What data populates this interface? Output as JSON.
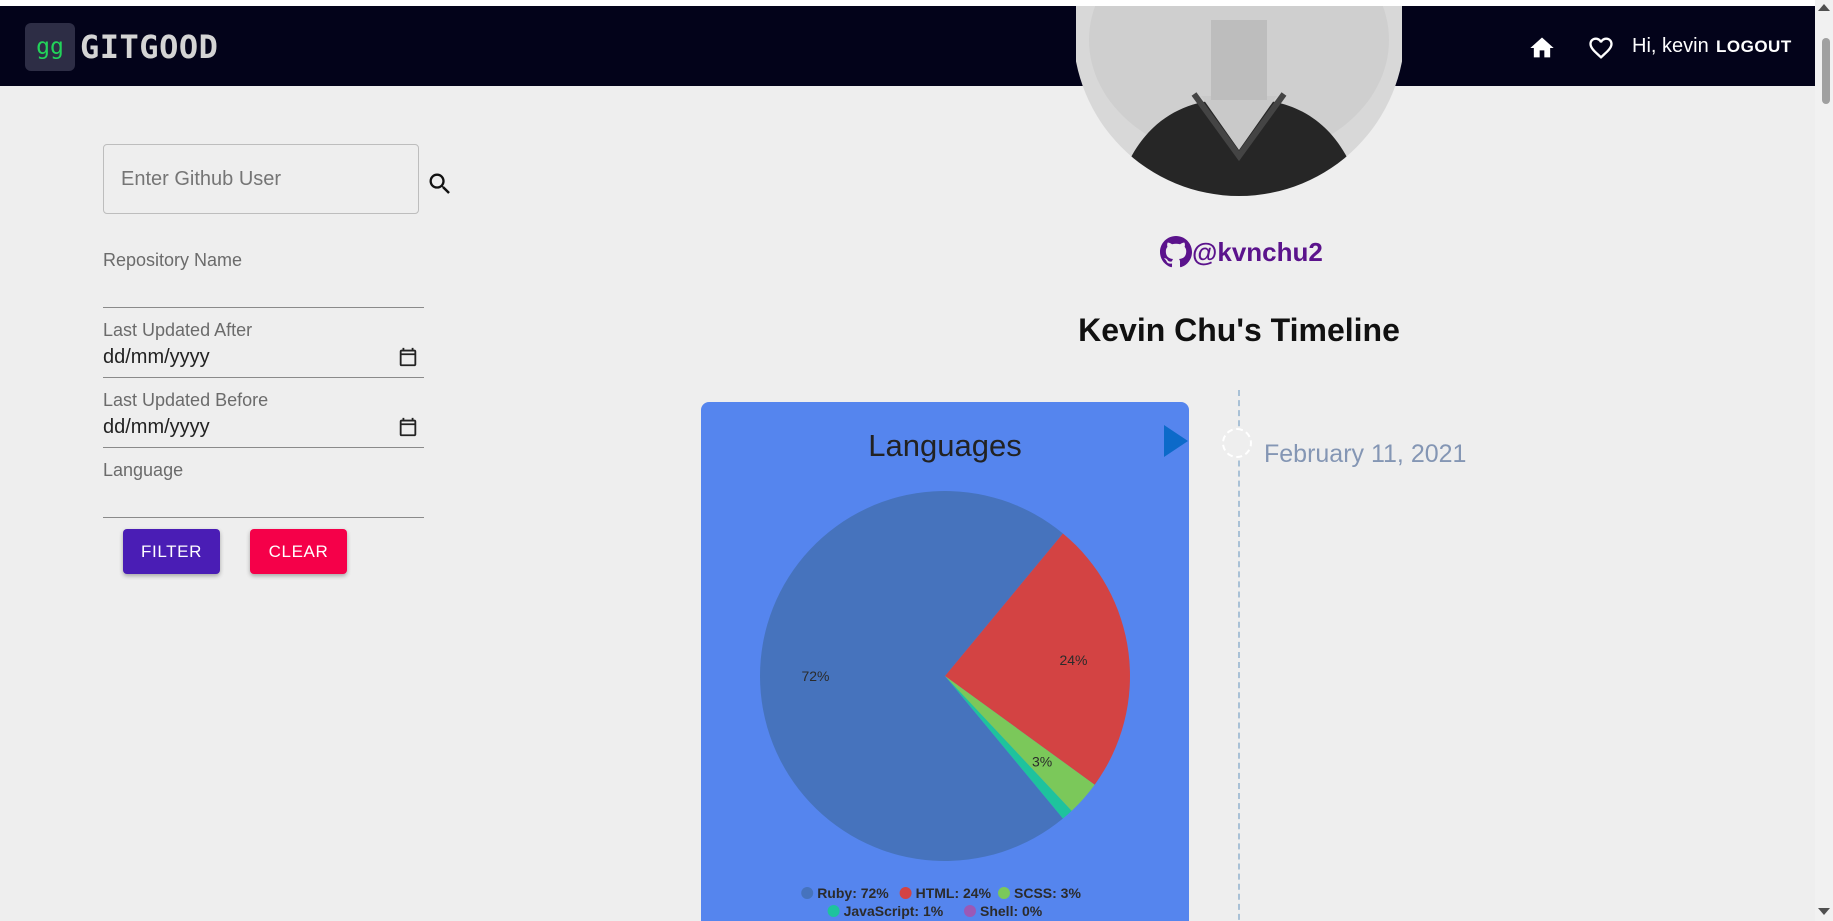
{
  "app": {
    "logo_mark": "gg",
    "name": "GITGOOD"
  },
  "nav": {
    "home_icon": "home-icon",
    "favorites_icon": "heart-icon",
    "greeting": "Hi, kevin",
    "logout_label": "LOGOUT"
  },
  "sidebar": {
    "search": {
      "placeholder": "Enter Github User",
      "value": "",
      "icon": "search-icon"
    },
    "repository_name": {
      "label": "Repository Name",
      "value": ""
    },
    "last_updated_after": {
      "label": "Last Updated After",
      "value": "dd/mm/yyyy"
    },
    "last_updated_before": {
      "label": "Last Updated Before",
      "value": "dd/mm/yyyy"
    },
    "language": {
      "label": "Language",
      "value": ""
    },
    "filter_label": "FILTER",
    "clear_label": "CLEAR"
  },
  "profile": {
    "username": "@kvnchu2",
    "timeline_title": "Kevin Chu's Timeline"
  },
  "timeline": {
    "entries": [
      {
        "date": "February 11, 2021"
      }
    ]
  },
  "colors": {
    "navbar": "#03031a",
    "filter_button": "#4a1db5",
    "clear_button": "#f50049",
    "card_background": "#5585ee",
    "handle": "#5b138c"
  },
  "chart_data": {
    "type": "pie",
    "title": "Languages",
    "categories": [
      "Ruby",
      "HTML",
      "SCSS",
      "JavaScript",
      "Shell"
    ],
    "values": [
      72,
      24,
      3,
      1,
      0
    ],
    "slice_labels": [
      "72%",
      "24%",
      "3%",
      "",
      ""
    ],
    "legend": [
      "Ruby: 72%",
      "HTML: 24%",
      "SCSS: 3%",
      "JavaScript: 1%",
      "Shell: 0%"
    ],
    "colors": [
      "#4673bd",
      "#d34343",
      "#7bc85a",
      "#1ec39d",
      "#9b59b6"
    ],
    "legend_position": "bottom"
  }
}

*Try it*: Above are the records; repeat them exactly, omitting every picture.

*Solution to this exercise*:
What data populates this interface? Output as JSON.
{
  "app": {
    "logo_mark": "gg",
    "name": "GITGOOD"
  },
  "nav": {
    "home_icon": "home-icon",
    "favorites_icon": "heart-icon",
    "greeting": "Hi, kevin",
    "logout_label": "LOGOUT"
  },
  "sidebar": {
    "search": {
      "placeholder": "Enter Github User",
      "value": "",
      "icon": "search-icon"
    },
    "repository_name": {
      "label": "Repository Name",
      "value": ""
    },
    "last_updated_after": {
      "label": "Last Updated After",
      "value": "dd/mm/yyyy"
    },
    "last_updated_before": {
      "label": "Last Updated Before",
      "value": "dd/mm/yyyy"
    },
    "language": {
      "label": "Language",
      "value": ""
    },
    "filter_label": "FILTER",
    "clear_label": "CLEAR"
  },
  "profile": {
    "username": "@kvnchu2",
    "timeline_title": "Kevin Chu's Timeline"
  },
  "timeline": {
    "entries": [
      {
        "date": "February 11, 2021"
      }
    ]
  },
  "colors": {
    "navbar": "#03031a",
    "filter_button": "#4a1db5",
    "clear_button": "#f50049",
    "card_background": "#5585ee",
    "handle": "#5b138c"
  },
  "chart_data": {
    "type": "pie",
    "title": "Languages",
    "categories": [
      "Ruby",
      "HTML",
      "SCSS",
      "JavaScript",
      "Shell"
    ],
    "values": [
      72,
      24,
      3,
      1,
      0
    ],
    "slice_labels": [
      "72%",
      "24%",
      "3%",
      "",
      ""
    ],
    "legend": [
      "Ruby: 72%",
      "HTML: 24%",
      "SCSS: 3%",
      "JavaScript: 1%",
      "Shell: 0%"
    ],
    "colors": [
      "#4673bd",
      "#d34343",
      "#7bc85a",
      "#1ec39d",
      "#9b59b6"
    ],
    "legend_position": "bottom"
  }
}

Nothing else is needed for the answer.